We hate to break it to investors who dumped barrels of cash into Apple
over the last several months, but the bitter truth is it was a bad investment
. Maybe in the long term they'll all look like savvy investors and the past three months will become a distant memory. Or maybe Apple was never worth as much as its share price suggested.
To put things into perspective, Business Insider
crunched some numbers and found that more money has been lost in Apple over the last three months than in Hewlett-Packard
(HP) and Research In Motion
(RIM) combined. How so? Follow BI's lead on this one.
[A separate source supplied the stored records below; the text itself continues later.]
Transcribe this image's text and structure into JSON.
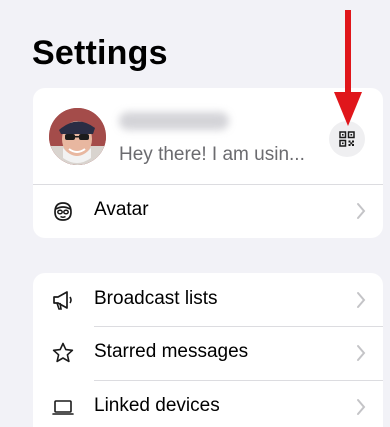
{
  "header": {
    "title": "Settings"
  },
  "profile": {
    "status": "Hey there! I am usin..."
  },
  "rows_top": [
    {
      "label": "Avatar",
      "icon": "avatar-face-icon"
    }
  ],
  "rows_list": [
    {
      "label": "Broadcast lists",
      "icon": "megaphone-icon"
    },
    {
      "label": "Starred messages",
      "icon": "star-icon"
    },
    {
      "label": "Linked devices",
      "icon": "laptop-icon"
    }
  ],
  "colors": {
    "background": "#f2f2f7",
    "card": "#ffffff",
    "secondary_text": "#6b6b6f",
    "chevron": "#c4c4c7",
    "annotation_arrow": "#e0161b"
  }
}
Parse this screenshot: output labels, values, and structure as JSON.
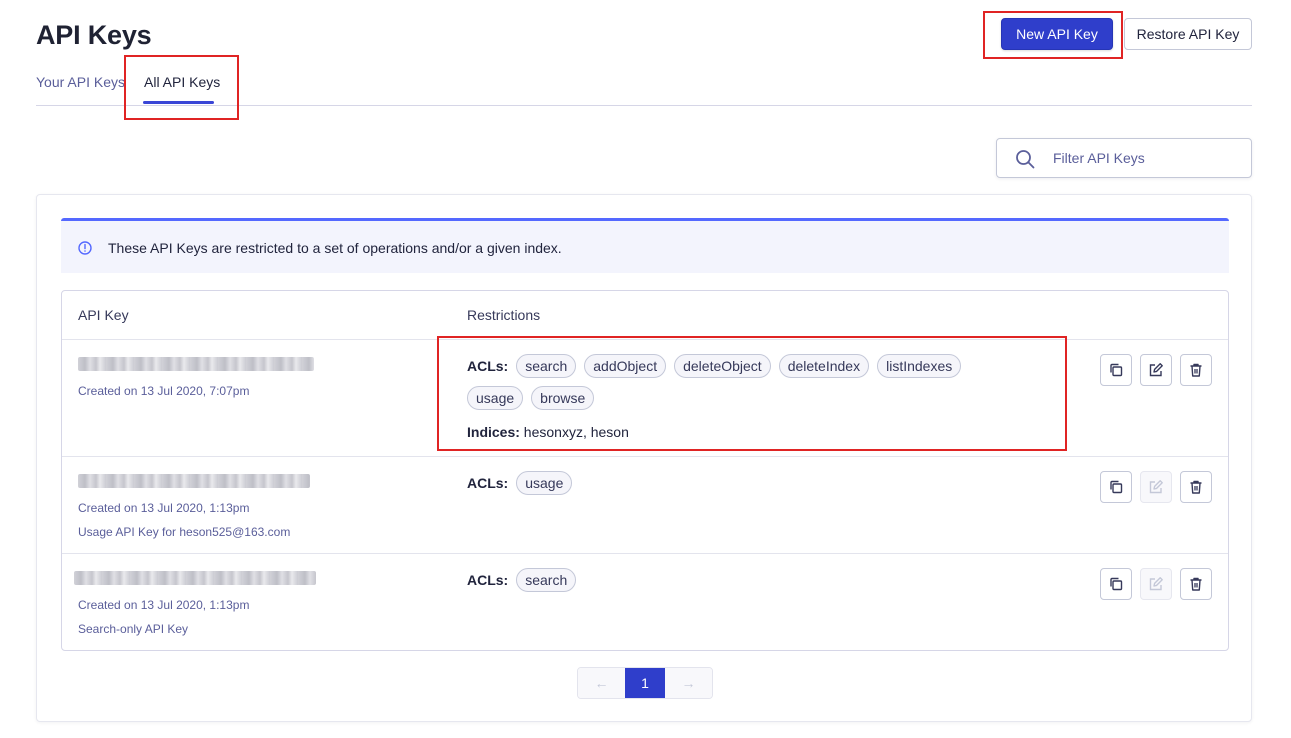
{
  "header": {
    "title": "API Keys",
    "new_key_label": "New API Key",
    "restore_key_label": "Restore API Key"
  },
  "tabs": [
    {
      "label": "Your API Keys",
      "active": false
    },
    {
      "label": "All API Keys",
      "active": true
    }
  ],
  "search": {
    "placeholder": "Filter API Keys",
    "value": ""
  },
  "banner": {
    "text": "These API Keys are restricted to a set of operations and/or a given index."
  },
  "table": {
    "columns": [
      "API Key",
      "Restrictions"
    ],
    "rows": [
      {
        "created": "Created on 13 Jul 2020, 7:07pm",
        "description": "",
        "acl_label": "ACLs:",
        "acls": [
          "search",
          "addObject",
          "deleteObject",
          "deleteIndex",
          "listIndexes",
          "usage",
          "browse"
        ],
        "indices_label": "Indices:",
        "indices": "hesonxyz, heson",
        "edit_enabled": true
      },
      {
        "created": "Created on 13 Jul 2020, 1:13pm",
        "description": "Usage API Key for heson525@163.com",
        "acl_label": "ACLs:",
        "acls": [
          "usage"
        ],
        "edit_enabled": false
      },
      {
        "created": "Created on 13 Jul 2020, 1:13pm",
        "description": "Search-only API Key",
        "acl_label": "ACLs:",
        "acls": [
          "search"
        ],
        "edit_enabled": false
      }
    ]
  },
  "pagination": {
    "prev": "←",
    "current": "1",
    "next": "→"
  },
  "colors": {
    "primary": "#2f3ecb",
    "annotation": "#e02424",
    "banner_border": "#5468ff"
  }
}
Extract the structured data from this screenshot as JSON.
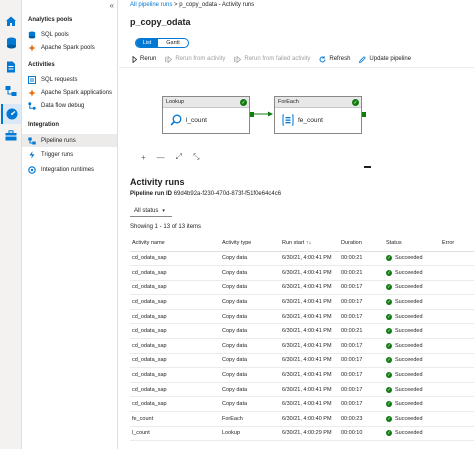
{
  "rail": {
    "icons": [
      "home-icon",
      "database-icon",
      "document-icon",
      "pipeline-icon",
      "monitor-icon",
      "briefcase-icon"
    ]
  },
  "nav": {
    "collapse_glyph": "«",
    "sections": [
      {
        "label": "Analytics pools",
        "items": [
          {
            "label": "SQL pools",
            "icon": "sql-pool-icon"
          },
          {
            "label": "Apache Spark pools",
            "icon": "spark-pool-icon"
          }
        ]
      },
      {
        "label": "Activities",
        "items": [
          {
            "label": "SQL requests",
            "icon": "sql-request-icon"
          },
          {
            "label": "Apache Spark applications",
            "icon": "spark-app-icon"
          },
          {
            "label": "Data flow debug",
            "icon": "dataflow-icon"
          }
        ]
      },
      {
        "label": "Integration",
        "items": [
          {
            "label": "Pipeline runs",
            "icon": "pipeline-runs-icon"
          },
          {
            "label": "Trigger runs",
            "icon": "trigger-icon"
          },
          {
            "label": "Integration runtimes",
            "icon": "runtime-icon"
          }
        ]
      }
    ]
  },
  "breadcrumb": {
    "root": "All pipeline runs",
    "sep": ">",
    "current": "p_copy_odata - Activity runs"
  },
  "title": "p_copy_odata",
  "view_toggle": {
    "list": "List",
    "gantt": "Gantt"
  },
  "toolbar": {
    "rerun": "Rerun",
    "rerun_from_activity": "Rerun from activity",
    "rerun_from_failed": "Rerun from failed activity",
    "refresh": "Refresh",
    "update_pipeline": "Update pipeline"
  },
  "canvas": {
    "lookup": {
      "header": "Lookup",
      "name": "l_count"
    },
    "foreach": {
      "header": "ForEach",
      "name": "fe_count"
    },
    "zoom": {
      "plus": "+",
      "minus": "—",
      "fit": "⤢",
      "expand": "⤡"
    }
  },
  "runs": {
    "title": "Activity runs",
    "pipeline_run_id_label": "Pipeline run ID",
    "pipeline_run_id": "69d4b92a-f230-470d-873f-f51f0e64c4c6",
    "filter": "All status",
    "showing": "Showing 1 - 13 of 13 items",
    "columns": [
      "Activity name",
      "Activity type",
      "Run start ↑↓",
      "Duration",
      "Status",
      "Error"
    ],
    "rows": [
      [
        "cd_odata_sap",
        "Copy data",
        "6/30/21, 4:00:41 PM",
        "00:00:21",
        "Succeeded",
        ""
      ],
      [
        "cd_odata_sap",
        "Copy data",
        "6/30/21, 4:00:41 PM",
        "00:00:21",
        "Succeeded",
        ""
      ],
      [
        "cd_odata_sap",
        "Copy data",
        "6/30/21, 4:00:41 PM",
        "00:00:17",
        "Succeeded",
        ""
      ],
      [
        "cd_odata_sap",
        "Copy data",
        "6/30/21, 4:00:41 PM",
        "00:00:17",
        "Succeeded",
        ""
      ],
      [
        "cd_odata_sap",
        "Copy data",
        "6/30/21, 4:00:41 PM",
        "00:00:17",
        "Succeeded",
        ""
      ],
      [
        "cd_odata_sap",
        "Copy data",
        "6/30/21, 4:00:41 PM",
        "00:00:21",
        "Succeeded",
        ""
      ],
      [
        "cd_odata_sap",
        "Copy data",
        "6/30/21, 4:00:41 PM",
        "00:00:17",
        "Succeeded",
        ""
      ],
      [
        "cd_odata_sap",
        "Copy data",
        "6/30/21, 4:00:41 PM",
        "00:00:17",
        "Succeeded",
        ""
      ],
      [
        "cd_odata_sap",
        "Copy data",
        "6/30/21, 4:00:41 PM",
        "00:00:17",
        "Succeeded",
        ""
      ],
      [
        "cd_odata_sap",
        "Copy data",
        "6/30/21, 4:00:41 PM",
        "00:00:17",
        "Succeeded",
        ""
      ],
      [
        "cd_odata_sap",
        "Copy data",
        "6/30/21, 4:00:41 PM",
        "00:00:17",
        "Succeeded",
        ""
      ],
      [
        "fe_count",
        "ForEach",
        "6/30/21, 4:00:40 PM",
        "00:00:23",
        "Succeeded",
        ""
      ],
      [
        "l_count",
        "Lookup",
        "6/30/21, 4:00:29 PM",
        "00:00:10",
        "Succeeded",
        ""
      ]
    ]
  },
  "colors": {
    "accent": "#0078d4",
    "success": "#107c10"
  }
}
At its peak in 2000, HP's stock hit a high of $65 per share, which valued the company at around $130 billion. Today HP trades for $14 per share, giving it a market capitalization of $30 billion. Going from then until now, investors have lost $100 billion in HP.
RIM, on the other hand, peaked at a little more than $140 per share in 2008, which valued the company at $70 billion. Today RIM trades for just $11 per share, giving it a market capitalization of $6 billion. That's a loss of $65 billion. Add HP's losses and the tally comes to $165 billion down the drain.
As for Apple, the Cupertino outfit hit a high of $705.07 per share three months ago, valuing d the company at $660 billion. It's since fallen to $510 per share, dropping its market capitalization to $485 billion. That's a loss of $175 billion, or $10 billion more than HP and RIM combined.